*** Block opens ***

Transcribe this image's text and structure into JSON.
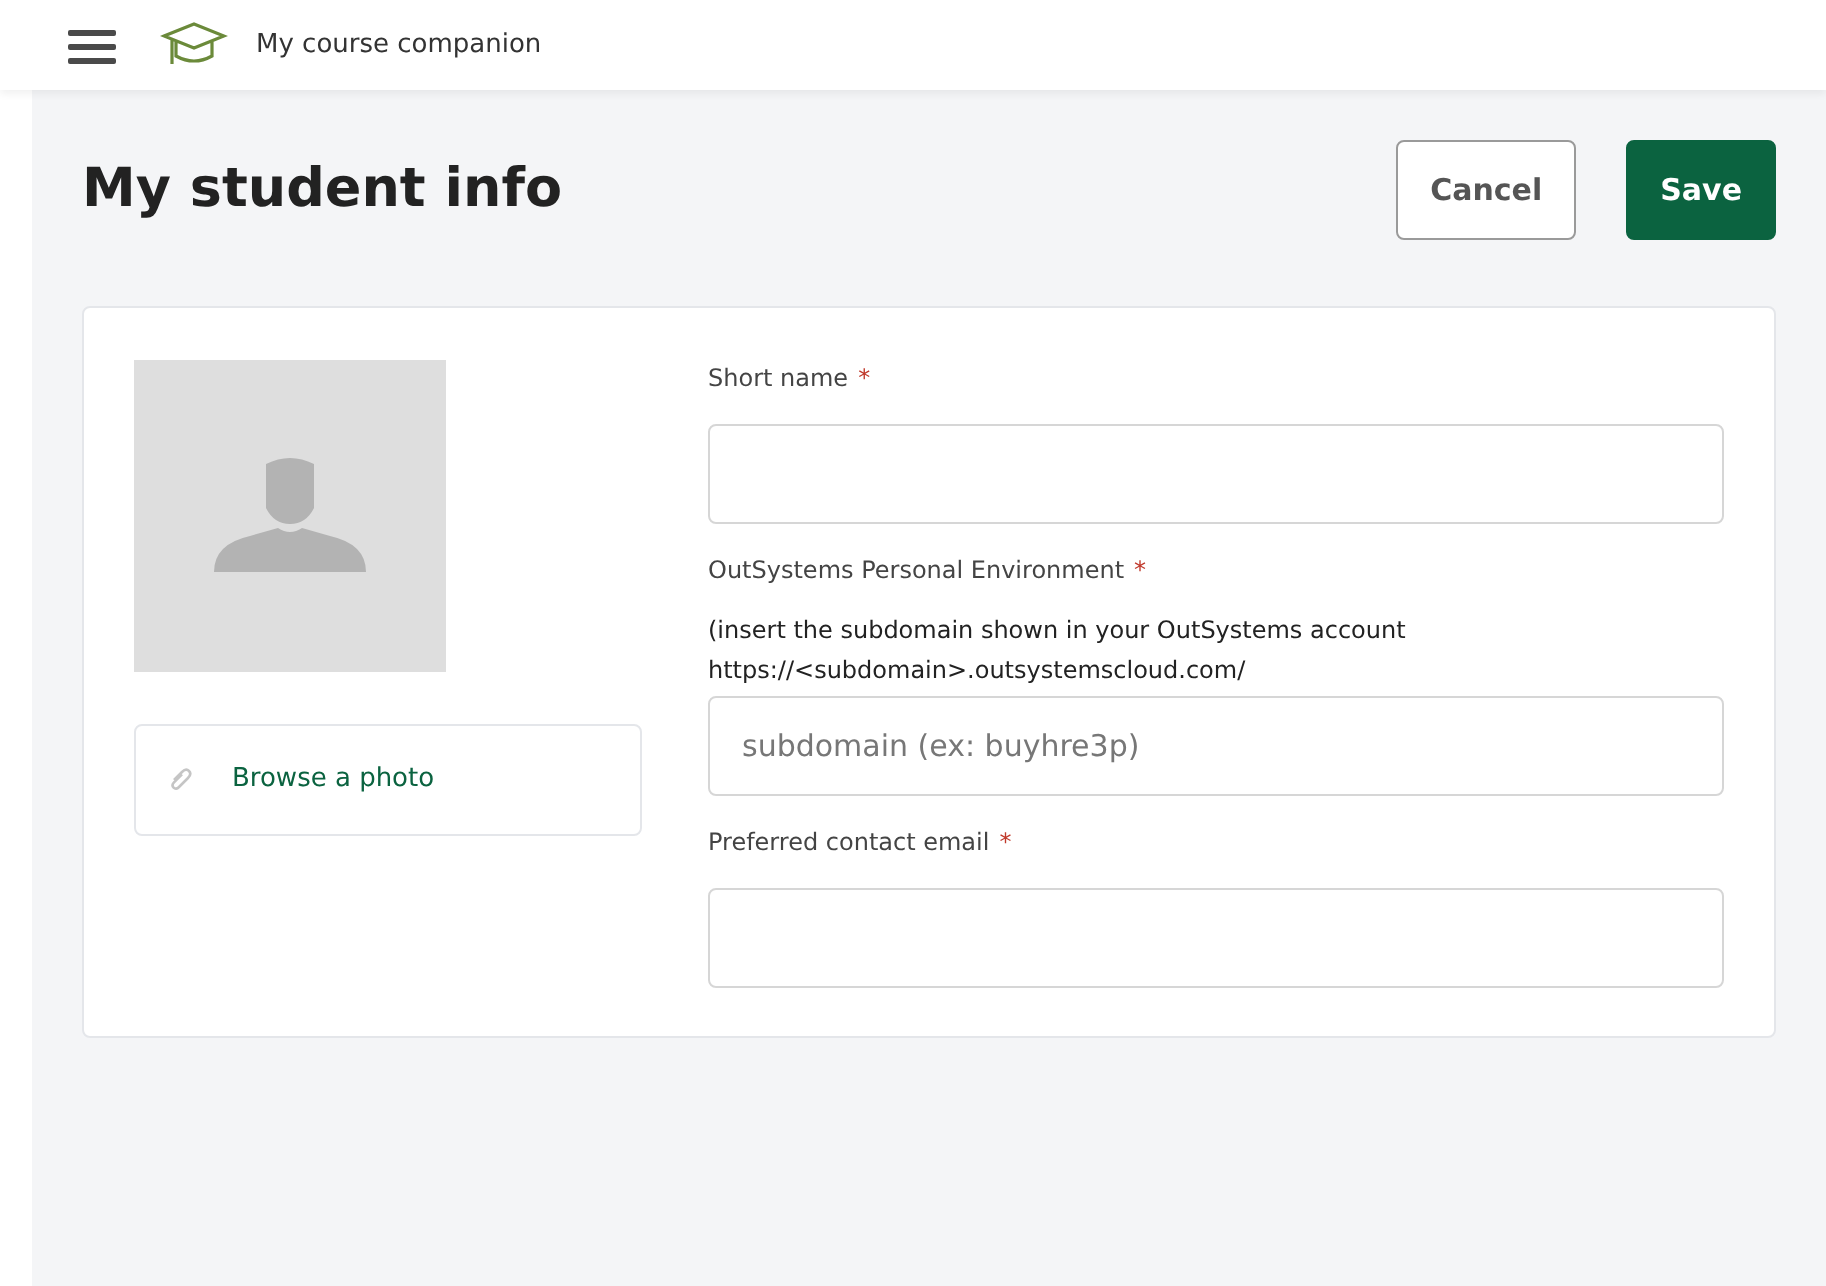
{
  "header": {
    "app_title": "My course companion"
  },
  "page": {
    "title": "My student info"
  },
  "actions": [
    {
      "label": "Cancel",
      "kind": "secondary"
    },
    {
      "label": "Save",
      "kind": "primary"
    }
  ],
  "photo": {
    "browse_label": "Browse a photo"
  },
  "fields": [
    {
      "label": "Short name",
      "required_mark": "*"
    },
    {
      "label": "OutSystems Personal Environment",
      "required_mark": "*",
      "hint": "(insert the subdomain shown in your OutSystems account https://<subdomain>.outsystemscloud.com/",
      "placeholder": "subdomain (ex: buyhre3p)"
    },
    {
      "label": "Preferred contact email",
      "required_mark": "*"
    }
  ]
}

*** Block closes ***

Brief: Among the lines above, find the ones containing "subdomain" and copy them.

Exercise solution:
      "hint": "(insert the subdomain shown in your OutSystems account https://<subdomain>.outsystemscloud.com/",
      "placeholder": "subdomain (ex: buyhre3p)"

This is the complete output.